YOUR TASK> Please give the count of lines in the listing underneath that hold "About", leaving out everything else.

DATA SUPPLIED>
——

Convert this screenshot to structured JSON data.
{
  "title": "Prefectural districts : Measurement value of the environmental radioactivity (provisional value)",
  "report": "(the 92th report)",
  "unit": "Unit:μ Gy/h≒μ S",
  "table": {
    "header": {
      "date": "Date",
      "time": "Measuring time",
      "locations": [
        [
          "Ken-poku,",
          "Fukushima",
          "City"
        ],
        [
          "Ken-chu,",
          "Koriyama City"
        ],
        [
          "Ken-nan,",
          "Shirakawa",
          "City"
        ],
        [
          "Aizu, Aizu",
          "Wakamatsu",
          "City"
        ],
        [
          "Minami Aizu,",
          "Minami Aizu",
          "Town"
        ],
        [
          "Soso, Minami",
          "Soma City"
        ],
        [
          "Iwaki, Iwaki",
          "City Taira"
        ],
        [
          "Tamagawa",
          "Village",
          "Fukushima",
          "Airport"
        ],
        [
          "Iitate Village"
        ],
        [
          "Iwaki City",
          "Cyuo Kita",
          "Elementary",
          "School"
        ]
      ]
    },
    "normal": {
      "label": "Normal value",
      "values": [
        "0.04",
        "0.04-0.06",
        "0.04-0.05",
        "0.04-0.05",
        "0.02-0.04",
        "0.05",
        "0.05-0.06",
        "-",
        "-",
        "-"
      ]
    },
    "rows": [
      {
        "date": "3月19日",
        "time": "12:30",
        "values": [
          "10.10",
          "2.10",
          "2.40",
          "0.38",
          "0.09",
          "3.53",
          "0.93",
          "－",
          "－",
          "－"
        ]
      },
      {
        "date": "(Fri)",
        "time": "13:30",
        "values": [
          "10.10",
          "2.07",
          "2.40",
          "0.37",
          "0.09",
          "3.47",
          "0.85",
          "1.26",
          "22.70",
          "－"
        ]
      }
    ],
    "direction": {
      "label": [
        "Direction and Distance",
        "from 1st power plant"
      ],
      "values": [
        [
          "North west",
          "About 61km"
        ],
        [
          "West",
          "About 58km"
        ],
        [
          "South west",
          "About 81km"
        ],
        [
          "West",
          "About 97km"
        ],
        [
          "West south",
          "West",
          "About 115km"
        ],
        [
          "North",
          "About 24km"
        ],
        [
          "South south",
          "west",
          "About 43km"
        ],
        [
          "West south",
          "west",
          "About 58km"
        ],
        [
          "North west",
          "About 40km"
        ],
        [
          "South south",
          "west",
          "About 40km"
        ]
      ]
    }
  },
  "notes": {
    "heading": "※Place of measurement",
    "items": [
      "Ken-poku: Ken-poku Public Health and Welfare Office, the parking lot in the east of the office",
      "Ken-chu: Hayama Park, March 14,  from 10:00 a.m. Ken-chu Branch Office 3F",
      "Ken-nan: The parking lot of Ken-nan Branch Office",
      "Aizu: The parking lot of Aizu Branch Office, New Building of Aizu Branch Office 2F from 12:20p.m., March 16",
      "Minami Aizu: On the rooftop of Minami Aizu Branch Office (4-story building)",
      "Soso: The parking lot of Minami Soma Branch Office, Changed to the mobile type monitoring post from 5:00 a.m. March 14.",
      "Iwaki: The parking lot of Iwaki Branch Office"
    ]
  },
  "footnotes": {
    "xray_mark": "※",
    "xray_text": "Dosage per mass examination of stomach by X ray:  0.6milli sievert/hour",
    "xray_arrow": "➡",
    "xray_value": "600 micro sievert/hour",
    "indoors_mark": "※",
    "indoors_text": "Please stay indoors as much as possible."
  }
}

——

EXERCISE ANSWER> 10